What is in this article?:
- Management Tips for Corn Earworm, Western Bean Cutworm
- Western Bean Cutworm
Western Bean Cutworm
Western bean cutworm complete one generation of egg, larva, pre-pupa, pupa and adult per year. Western bean cutworm adults (moths) are strong fliers, and are known to travel several miles. After mating, females deposit their eggs on the top surface ofcorn leaves in the upper one-third of the plant. Eggs hatch in 5 to 7 days, and larvae feed for 3 to 5 weeks as they develop through five instar stages. In early to mid-September, larvae complete their growth, stop feeding and drop from the ear to the ground. They then burrow into the soil and construct an earthen cell for overwintering.
Trapping and scouting
- Pheromone traps can be used to determine when and where to scout for adult egg laying. As soon as the first moths appear, immediately begin scouting fields. Look for eggs and larvae on the upper leaf surface in the upper part of the plant. Sample 100 plants by checking 20 consecutive plants in five areas of the field, or 10 consecutive plants in 10 areas of the field. In variable fields, or with more hybrids planted, sample more areas of the field.
- When 8% of plants have an egg mass or young larva in the tassel, an insecticide application should be considered. This low threshold is necessary because larvae move between plants. Application timing is critical and multiple treatments may be needed.
Best management practices
- Plant resistant hybrids to provide in-plant protection against western bean cutworm and eliminate the need for intensive scouting.
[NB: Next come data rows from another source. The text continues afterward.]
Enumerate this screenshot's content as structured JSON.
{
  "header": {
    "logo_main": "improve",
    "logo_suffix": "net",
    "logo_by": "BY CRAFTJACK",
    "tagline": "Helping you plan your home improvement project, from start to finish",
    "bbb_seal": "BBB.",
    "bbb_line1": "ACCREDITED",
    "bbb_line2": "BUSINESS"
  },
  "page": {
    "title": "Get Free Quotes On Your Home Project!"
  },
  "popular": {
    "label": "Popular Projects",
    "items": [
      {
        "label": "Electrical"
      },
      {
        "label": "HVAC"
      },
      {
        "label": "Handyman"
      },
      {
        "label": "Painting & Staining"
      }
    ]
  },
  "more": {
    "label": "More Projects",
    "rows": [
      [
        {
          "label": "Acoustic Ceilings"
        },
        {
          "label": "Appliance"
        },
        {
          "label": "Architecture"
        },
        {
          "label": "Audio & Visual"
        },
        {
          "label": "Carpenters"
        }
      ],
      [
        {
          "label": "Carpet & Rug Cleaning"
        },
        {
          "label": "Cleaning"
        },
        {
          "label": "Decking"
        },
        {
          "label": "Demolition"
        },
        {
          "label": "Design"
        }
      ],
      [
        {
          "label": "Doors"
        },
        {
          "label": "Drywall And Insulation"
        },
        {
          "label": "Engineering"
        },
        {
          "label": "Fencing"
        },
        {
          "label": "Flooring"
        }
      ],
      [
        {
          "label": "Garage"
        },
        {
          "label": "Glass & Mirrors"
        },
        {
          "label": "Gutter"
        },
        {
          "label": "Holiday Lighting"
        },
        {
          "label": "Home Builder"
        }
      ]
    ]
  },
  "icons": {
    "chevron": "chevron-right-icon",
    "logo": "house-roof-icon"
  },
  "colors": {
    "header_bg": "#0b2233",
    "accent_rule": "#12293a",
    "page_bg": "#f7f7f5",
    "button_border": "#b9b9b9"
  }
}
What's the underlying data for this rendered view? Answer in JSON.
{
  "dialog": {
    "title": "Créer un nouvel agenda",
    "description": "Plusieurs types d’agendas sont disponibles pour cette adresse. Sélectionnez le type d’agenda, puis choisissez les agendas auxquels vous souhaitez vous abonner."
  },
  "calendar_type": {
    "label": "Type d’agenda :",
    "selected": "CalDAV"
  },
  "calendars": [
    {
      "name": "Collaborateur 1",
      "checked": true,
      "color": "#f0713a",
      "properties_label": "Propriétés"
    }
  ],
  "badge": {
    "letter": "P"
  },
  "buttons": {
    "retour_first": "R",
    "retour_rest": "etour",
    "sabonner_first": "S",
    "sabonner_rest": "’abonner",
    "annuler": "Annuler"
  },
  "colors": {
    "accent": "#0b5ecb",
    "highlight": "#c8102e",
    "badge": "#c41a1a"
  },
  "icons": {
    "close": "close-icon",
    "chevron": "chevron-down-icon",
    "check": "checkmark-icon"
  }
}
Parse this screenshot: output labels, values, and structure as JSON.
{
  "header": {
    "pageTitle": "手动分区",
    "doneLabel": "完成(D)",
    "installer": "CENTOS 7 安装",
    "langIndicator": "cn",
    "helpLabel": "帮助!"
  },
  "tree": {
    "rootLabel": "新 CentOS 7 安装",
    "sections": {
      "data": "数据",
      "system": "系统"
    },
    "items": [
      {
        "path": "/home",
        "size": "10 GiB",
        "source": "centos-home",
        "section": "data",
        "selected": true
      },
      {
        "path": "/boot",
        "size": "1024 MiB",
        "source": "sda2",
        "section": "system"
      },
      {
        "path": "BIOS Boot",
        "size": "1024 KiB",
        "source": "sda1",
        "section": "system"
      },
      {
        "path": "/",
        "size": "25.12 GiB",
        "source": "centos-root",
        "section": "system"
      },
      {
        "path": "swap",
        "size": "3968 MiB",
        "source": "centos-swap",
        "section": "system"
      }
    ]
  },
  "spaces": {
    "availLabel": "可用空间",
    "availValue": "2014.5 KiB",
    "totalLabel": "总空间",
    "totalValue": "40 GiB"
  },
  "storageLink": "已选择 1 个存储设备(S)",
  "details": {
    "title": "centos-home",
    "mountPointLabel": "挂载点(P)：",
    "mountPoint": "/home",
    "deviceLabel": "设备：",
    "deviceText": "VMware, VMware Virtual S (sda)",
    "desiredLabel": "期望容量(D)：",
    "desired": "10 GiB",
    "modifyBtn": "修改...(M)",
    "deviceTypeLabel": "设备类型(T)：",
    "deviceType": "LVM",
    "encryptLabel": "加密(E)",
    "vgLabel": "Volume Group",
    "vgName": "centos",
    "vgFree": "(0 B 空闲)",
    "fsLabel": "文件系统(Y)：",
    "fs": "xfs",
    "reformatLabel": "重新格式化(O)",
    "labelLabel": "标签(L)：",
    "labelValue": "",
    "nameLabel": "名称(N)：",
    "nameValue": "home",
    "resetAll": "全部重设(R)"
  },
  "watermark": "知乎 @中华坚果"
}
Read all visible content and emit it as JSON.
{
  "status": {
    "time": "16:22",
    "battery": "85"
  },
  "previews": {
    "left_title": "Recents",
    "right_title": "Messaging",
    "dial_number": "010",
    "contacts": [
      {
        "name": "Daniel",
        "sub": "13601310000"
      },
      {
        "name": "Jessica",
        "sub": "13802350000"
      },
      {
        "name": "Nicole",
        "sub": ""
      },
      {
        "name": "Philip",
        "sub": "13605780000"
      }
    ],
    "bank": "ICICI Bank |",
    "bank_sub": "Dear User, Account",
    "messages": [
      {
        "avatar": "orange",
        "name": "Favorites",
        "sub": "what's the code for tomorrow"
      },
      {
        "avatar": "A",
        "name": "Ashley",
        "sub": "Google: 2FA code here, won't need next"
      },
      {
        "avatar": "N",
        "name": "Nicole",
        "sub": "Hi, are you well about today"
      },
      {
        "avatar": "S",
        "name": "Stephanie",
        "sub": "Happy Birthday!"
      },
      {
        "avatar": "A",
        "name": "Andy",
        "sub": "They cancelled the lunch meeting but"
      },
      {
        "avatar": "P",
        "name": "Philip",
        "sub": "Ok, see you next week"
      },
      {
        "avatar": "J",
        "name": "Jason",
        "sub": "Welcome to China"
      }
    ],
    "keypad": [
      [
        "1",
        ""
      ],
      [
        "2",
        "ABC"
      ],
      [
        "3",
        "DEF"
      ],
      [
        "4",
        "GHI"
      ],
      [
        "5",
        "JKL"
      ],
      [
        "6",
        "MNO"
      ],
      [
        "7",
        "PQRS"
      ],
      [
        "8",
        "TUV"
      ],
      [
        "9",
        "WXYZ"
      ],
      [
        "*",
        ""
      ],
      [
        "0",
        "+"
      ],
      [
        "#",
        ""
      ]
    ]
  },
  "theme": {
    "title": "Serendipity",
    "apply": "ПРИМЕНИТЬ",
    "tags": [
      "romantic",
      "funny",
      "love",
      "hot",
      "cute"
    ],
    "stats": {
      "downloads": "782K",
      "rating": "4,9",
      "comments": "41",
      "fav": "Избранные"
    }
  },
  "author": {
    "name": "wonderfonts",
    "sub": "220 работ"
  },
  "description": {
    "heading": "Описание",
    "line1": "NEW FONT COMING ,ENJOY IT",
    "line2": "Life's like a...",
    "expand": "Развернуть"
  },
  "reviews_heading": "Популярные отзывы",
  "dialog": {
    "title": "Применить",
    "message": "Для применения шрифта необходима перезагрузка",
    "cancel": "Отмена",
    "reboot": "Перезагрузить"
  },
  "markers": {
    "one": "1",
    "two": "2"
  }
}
Photo: Frank Peairs, Colorado State University, Bugwood.org
For additional information, contact your Pioneer sales professional or visit pioneer.com.